I have no problem with anachronistically using Tiberian phonology as indicated by the accents in transcriptions. Ahituv did this in his Echos from the Past, where we find Moabite and other NWS languages/dialects presented with Tiberian pointing. The “point” is that the Tiberian phonology in that book was being used to help readers associate the “proper” lexeme and morphological parsing to any given word, not some historical phonological reconstruction such as that attempted in K. Beyer’s “Die Sprache der moabitischen Inschriften,” KUSATU 11 (2010): 5–41. But I find it untenable to claim that the phonology of the Tiberian vocalization system is quite similar to the vocalization of the archetypes of all the books in the Hebrew Bible as witnessed in the manuscript tradition. Perhaps Hendel should have stopped with his first argument in favor of the policy, a statement which contrary to the others is both factually correct and reasonable: we Bible scholars (should) know that the the Tiberian points are a late addition to traditions that only had consonants and we are nevertheless accustomed to editions with the those points. My only quibble is that I would change “the consonantal text” in his statement to a plural “the consonantal texts,” something that will certainly be clarified by the presentation of parallel versions in the HBCE and the accompanying notes (see also the discussion on p. 29).

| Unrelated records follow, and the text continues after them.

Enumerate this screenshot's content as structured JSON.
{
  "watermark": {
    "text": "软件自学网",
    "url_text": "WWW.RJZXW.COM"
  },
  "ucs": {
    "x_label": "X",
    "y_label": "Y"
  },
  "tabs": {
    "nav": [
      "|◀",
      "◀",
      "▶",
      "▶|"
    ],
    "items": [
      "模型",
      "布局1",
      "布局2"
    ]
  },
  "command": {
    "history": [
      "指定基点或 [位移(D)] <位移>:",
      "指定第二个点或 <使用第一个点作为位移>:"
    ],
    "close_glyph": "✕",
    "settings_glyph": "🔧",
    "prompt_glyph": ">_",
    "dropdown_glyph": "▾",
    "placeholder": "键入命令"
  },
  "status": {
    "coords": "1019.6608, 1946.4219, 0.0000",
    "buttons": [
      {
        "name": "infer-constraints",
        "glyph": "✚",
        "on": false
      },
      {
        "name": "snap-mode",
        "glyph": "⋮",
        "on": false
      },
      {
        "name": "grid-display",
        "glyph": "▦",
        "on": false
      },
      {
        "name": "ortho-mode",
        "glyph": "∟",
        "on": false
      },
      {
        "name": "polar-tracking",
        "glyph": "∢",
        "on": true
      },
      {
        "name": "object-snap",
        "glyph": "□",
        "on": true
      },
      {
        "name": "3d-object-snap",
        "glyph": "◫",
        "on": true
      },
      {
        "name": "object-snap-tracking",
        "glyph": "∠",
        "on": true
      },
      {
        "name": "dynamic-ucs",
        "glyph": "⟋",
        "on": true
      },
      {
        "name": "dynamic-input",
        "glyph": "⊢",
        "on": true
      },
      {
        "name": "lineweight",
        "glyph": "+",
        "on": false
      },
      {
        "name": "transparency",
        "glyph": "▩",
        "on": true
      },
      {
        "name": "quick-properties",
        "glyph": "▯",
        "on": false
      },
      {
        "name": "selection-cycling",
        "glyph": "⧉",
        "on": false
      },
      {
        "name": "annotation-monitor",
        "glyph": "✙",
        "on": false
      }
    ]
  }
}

The really nice thing about Hendel’s book is that it provides a clearly stated rationale behind the editorial policies of the project, and relates them to the currents within the larger field. I would agree that such an enterprise is worthy of book-length treatment, which can be far more detailed than the customary introductory chapter in the editions themselves. Such an expanded discussion enables the reader to use the editions much more judiciously and at times to infer the rationale behind certain editorial decisions in the absence of explicit commentary.

Pin It on Pinterest